After lunch, I took a long walk through the farm making notes of where to paint next. I found several locations with magnificent views for my next trip (this weekend I hope). I might bring a piece of plywood with me to stand on so that I can avoid being stationary in the tall grass in some areas. I just don’t feel at ease not knowing what is at my feet LOL. Maybe I should think of a painting carpet instead. Hmm… I will think this through.

The afternoon started getting interesting as the clouds rolled in and rumbles of thunder echoed from the distance. I did this one standing at a small bridge looking south-west towards a hill. For me this one held the most information that I could use for in-studio work. The colours and values are right. I finished this one at about 4:30 took a break, walked around a bit to stretch my back.

Then just after 5, I started on this one. Again I was close to the little bridge looking south-west. This time though the thunderstorm was getting closer and a different sense of colour and atmosphere took over the farm. I was racing with the approaching storm. You don’t want to be on the farm through a thunderstorm. Lightning may be a remote statistical calculation in the cold calmness of an excel spreadsheet, but out there, you don’t want to tempt fate. I was painting fast a furious through this one. When I finished, I quickly put my gear away as the cold wind was ushering in the advance guard of the big rain droplets. As I drove off the farm the heavens opened up with a torrential down pore. I was so glad I timed it

Sunday, July 04, 2010

Some Thoughts on Landscape Composition

This is just a quick personal take on landscape composition to show how I would compose a scene from this view. You may find a better composition of course, but I am trying to share the thought process in the hope that it will help some readers.

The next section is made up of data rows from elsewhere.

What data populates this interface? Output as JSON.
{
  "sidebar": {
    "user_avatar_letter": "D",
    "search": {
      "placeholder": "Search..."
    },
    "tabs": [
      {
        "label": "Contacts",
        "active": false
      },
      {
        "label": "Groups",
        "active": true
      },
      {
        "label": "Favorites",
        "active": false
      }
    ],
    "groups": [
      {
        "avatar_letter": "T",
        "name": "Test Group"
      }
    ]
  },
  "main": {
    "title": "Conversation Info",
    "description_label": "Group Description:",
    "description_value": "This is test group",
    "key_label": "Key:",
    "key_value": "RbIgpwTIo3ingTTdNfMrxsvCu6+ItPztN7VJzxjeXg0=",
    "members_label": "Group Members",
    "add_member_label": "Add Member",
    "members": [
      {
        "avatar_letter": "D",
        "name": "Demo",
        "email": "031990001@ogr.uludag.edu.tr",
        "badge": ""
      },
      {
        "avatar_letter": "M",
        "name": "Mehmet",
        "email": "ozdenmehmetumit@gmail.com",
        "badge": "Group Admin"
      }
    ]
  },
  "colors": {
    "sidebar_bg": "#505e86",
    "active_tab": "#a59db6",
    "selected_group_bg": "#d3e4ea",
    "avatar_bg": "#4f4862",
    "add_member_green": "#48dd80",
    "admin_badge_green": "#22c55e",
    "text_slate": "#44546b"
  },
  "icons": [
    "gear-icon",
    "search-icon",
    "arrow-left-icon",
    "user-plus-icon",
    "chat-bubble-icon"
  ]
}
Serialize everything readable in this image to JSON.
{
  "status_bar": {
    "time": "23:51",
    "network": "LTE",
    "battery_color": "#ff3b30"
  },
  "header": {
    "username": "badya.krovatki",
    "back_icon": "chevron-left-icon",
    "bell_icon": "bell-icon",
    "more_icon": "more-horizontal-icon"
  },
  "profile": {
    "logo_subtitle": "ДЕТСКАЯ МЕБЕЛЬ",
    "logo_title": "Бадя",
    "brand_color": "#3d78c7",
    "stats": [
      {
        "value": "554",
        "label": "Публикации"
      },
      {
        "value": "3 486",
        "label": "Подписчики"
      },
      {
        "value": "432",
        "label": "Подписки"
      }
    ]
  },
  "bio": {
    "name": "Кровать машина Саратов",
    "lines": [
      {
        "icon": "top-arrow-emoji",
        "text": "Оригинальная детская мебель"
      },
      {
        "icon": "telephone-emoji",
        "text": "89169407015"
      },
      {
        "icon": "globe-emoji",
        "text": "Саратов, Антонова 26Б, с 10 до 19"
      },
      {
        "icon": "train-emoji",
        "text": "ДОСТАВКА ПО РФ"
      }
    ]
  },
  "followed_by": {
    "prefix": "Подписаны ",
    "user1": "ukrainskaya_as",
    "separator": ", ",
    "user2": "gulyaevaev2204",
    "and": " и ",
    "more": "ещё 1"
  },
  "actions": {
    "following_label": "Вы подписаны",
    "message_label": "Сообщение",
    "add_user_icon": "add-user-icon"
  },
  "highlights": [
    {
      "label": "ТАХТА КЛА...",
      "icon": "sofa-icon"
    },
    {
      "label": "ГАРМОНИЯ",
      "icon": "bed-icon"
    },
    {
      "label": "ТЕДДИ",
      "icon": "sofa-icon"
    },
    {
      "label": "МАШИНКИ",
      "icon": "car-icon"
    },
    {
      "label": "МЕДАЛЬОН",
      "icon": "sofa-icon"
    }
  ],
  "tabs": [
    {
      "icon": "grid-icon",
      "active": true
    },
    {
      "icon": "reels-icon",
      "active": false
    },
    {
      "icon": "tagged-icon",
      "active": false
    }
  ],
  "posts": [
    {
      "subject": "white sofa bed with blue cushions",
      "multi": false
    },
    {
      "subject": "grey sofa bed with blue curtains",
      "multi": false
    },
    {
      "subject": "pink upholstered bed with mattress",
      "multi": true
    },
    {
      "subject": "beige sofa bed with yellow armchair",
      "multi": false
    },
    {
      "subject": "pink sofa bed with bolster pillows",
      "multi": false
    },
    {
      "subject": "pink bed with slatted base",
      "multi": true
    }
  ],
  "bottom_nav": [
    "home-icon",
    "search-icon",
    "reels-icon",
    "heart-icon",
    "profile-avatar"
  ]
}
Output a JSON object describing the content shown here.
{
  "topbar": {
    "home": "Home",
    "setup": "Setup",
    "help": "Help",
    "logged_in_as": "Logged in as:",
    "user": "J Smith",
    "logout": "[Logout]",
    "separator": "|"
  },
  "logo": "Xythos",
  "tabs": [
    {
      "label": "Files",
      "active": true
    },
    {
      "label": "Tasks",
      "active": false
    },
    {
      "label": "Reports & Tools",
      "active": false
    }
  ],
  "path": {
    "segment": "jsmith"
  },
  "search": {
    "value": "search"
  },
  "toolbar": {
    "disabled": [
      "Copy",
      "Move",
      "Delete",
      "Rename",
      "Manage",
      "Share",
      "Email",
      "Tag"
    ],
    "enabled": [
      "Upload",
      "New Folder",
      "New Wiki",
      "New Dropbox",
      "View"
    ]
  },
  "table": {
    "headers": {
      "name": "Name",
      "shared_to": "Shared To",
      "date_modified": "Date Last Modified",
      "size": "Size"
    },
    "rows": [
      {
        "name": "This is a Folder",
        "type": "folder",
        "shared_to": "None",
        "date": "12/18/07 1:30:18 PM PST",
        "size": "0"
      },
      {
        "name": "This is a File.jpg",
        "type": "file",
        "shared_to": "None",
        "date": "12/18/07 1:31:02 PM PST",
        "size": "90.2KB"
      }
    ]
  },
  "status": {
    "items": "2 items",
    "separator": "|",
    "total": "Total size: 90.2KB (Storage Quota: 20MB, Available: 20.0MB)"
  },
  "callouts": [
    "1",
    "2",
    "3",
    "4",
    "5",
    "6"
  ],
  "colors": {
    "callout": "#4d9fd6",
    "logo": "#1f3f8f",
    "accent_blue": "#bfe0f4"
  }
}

Most of the time if one is standing on the spot, one would see a much wider vista than the one in the picture below of course. The temptation is to paint it all. We are captured by the vastness of nature and our first instinct is to document the beauty before us as it is. How can we improve on something that just too our breath away?

So the fact that we are looking at this limited view picture is already an edit of the vast vista that we are standing in. Some may think this is a perfect picture. And why not? It has three levels of value changes in the areal perspective and interesting angles and planes.

If we squint (Picture below) we can see clear lines that make out the outlines of the planes. They look majestic!
But if we look closely, there are some traps in the scene that some painters will only recognize once they are too far into the painting process and perhaps too late to correct and work their way out of them.

Here I have simplified the planes and set them in a gray scale. Something that you can do in the field using pencil and paper. Can you see the problems?
No? Well let's go over them in the picture below:

Parallel Lines
Escape highways
Symmetrical slopes
Resting spots too close
Almost equal height towers

Moreover, away from the sloping lines and the resting spots, there is little that is of any interest to us. What if we were to narrow our view to the area below?

We still have the problem with the slopes, but we have reduced all the others.

Now let’s say we reduce the angle on the middle slope and bring up the tree line higher in the picture.
Here it is in gray scale

Let’s add some highlights

And finally let’s pull the closest tree line higher and flatten the farthest plane a bit.
For me, this is a much more successful composition than nature gave us. More powerful as a painting. What are your thoughts?